Shannyn seriously, you need to really, really brush up on the issues.

You look really bad.

But you can take my opinion with a grain of salt, because I am just a guy "fromed" Detroit....

And last, Palin was right. Because she is Just a girl from Wasilla.

Anonymous said...

Tom spewed -

"Shannyn seriously, you need to really, really brush up on the issues.

You look really bad."

I disagree. She was, and is, right on the facts. That Palin was IN FAVOR OF "Cap and Trade" time and again, before she was against it, is hypocrisy.

If Palin wishes to come out and say she was wrong before, that's one thing. But she didn't. She flip flopped.
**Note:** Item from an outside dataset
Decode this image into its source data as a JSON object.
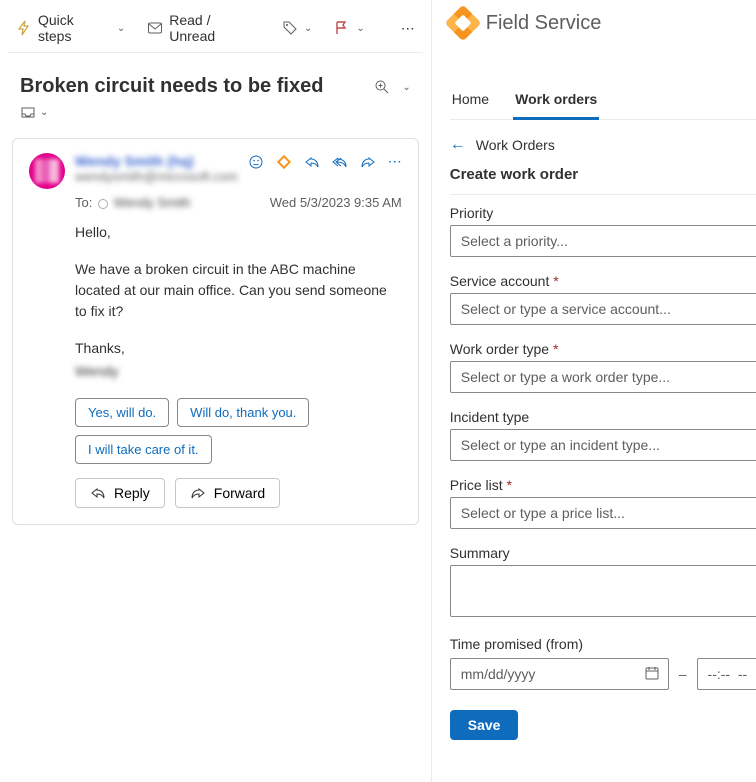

Again.

Not only in the debates (where she said she supported Cap and Trade), but also in the Couric interview, and on the McCain/Palin '08 website.

Strange how wingnuts don't hold their own accountable for the exact same thing they try to hold non-wingnuts accountable for, eh?

Tom said...

Knock knock Anon is anyone there?

If you take note as pointed out in the thread, McCain has changed his position on cap and trade since the presidential election.

Palin took a position that was contrary to McCain when it came to global warming but played the good foot soldier to McCain's stance on cap and trade.

Couric interviewed her about the climate change myth on the bus...

You need to tighten down a little more the loose screw in your comments.